Cystic fibrosis is a genetic disorder characterized by an abnormality in the glands that produce sweat and mucus. Cystic fibrosis affects various organ systems in children and young adults, including the respiratory system, digestive system and reproductive system.
Cystic fibrosis signs and symptoms vary, depending on the severity of the disease. Patients of cystic fibrosis have a higher than normal level of salt in their sweat. Parents often can taste the salt when they kiss their children.
- Salty skin
- Respiratory symptoms
- Persistent cough that produces thick sputum
- Exercise intolerance
- Repeated lung infections
- Inflamed nasal passages or a stuffy nose
- GI symptoms
- Poor weight gain and growth
- Intestinal blockage, particularly in newborns (meconium ileus)
- Severe constipation
Other medical conditions may be associated:
- Nasal polyps
- Pneumothorax. Collapse of the lung often due to intense coughing.
- Hemoptysis. Coughing up blood.
- Cor pulmonale. Enlargement of the right side of the heart due to increased pressure in the lungs.
- Excess gas in the intestines
- Rectal prolapse
- Liver disease
Most cases of cystic fibrosis can now identified with newborn screening. Diagnostic procedures for cystic fibrosis include a sweat test to measure the amount of sodium chloride (salt) present.

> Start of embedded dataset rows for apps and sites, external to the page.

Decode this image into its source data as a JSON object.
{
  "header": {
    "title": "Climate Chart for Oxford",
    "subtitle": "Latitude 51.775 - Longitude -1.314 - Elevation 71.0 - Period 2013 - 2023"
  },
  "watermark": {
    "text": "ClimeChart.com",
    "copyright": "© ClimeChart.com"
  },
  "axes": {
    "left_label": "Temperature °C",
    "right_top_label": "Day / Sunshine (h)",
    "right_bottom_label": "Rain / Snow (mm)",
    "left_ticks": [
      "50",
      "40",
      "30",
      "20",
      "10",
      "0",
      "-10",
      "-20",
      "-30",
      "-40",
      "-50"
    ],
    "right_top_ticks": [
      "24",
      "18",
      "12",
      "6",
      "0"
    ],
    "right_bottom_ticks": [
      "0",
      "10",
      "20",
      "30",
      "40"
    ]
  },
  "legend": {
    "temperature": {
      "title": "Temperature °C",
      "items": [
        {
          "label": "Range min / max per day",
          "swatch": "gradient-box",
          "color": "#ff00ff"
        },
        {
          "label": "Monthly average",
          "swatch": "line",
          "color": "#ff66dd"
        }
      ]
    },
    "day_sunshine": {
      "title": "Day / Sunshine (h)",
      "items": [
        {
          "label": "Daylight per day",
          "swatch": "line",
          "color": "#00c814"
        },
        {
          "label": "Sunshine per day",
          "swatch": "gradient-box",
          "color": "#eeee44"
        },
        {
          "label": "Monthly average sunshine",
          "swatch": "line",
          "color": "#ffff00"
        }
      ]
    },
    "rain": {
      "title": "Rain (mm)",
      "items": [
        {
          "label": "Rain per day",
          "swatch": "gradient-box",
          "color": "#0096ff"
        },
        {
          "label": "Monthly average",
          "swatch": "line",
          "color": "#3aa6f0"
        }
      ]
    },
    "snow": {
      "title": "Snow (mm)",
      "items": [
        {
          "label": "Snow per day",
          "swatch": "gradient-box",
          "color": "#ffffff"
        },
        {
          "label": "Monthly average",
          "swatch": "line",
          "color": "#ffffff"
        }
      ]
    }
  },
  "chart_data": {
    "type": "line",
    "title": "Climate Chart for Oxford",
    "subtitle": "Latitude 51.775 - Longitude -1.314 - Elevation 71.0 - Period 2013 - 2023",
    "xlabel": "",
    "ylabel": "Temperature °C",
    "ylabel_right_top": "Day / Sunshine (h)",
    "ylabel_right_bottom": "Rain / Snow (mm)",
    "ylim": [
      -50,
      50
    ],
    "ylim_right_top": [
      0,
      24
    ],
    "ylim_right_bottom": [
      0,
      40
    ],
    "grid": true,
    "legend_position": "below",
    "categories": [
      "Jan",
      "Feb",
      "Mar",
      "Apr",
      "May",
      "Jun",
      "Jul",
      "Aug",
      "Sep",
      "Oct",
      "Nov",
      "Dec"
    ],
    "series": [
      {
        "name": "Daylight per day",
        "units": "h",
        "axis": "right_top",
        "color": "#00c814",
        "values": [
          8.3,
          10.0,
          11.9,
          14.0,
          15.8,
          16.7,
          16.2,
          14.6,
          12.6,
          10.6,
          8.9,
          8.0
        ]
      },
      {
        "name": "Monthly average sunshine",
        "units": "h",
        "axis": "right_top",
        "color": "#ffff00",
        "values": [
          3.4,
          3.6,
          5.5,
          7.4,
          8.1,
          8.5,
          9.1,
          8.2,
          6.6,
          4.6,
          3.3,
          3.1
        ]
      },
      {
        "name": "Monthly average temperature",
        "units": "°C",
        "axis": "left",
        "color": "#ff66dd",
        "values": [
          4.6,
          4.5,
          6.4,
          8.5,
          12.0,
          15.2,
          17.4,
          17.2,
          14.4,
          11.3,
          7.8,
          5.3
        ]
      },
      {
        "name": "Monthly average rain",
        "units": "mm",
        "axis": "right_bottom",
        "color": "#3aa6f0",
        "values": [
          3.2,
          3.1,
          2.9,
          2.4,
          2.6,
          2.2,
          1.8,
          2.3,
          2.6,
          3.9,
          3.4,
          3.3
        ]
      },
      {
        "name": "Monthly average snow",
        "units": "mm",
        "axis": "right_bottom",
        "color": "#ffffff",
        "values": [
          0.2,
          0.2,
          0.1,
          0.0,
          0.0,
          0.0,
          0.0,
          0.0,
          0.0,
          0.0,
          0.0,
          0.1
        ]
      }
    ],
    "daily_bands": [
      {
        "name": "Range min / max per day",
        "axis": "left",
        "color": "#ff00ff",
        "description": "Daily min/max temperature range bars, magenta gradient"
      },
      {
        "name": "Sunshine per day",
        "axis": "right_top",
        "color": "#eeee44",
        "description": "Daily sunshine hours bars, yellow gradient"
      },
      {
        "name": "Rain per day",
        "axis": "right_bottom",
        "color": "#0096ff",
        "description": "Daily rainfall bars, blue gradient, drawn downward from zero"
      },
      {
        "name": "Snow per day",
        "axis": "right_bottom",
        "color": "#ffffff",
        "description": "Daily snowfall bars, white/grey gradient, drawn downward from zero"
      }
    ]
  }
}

Higher than normal amounts of sodium and chloride suggests cystic fibrosis. Other diagnostic procedures include:
There is no cure for cystic fibrosis, but treatment can ease symptoms and reduce complications.
Management of problems that cause lung obstruction, which may involve:
- Physical therapy
- Exercise to loosen mucus, stimulate coughing, and improve overall physical condition
- Medications to reduce mucus and help breathing
- Antibiotics to treat infections
- Anti-inflammatory medications
Management of digestive problems, which may involve:
- Appropriate diet
- Pancreatic enzymes to aid digestion
- Vitamin supplements
- Treatments for intestinal obstruction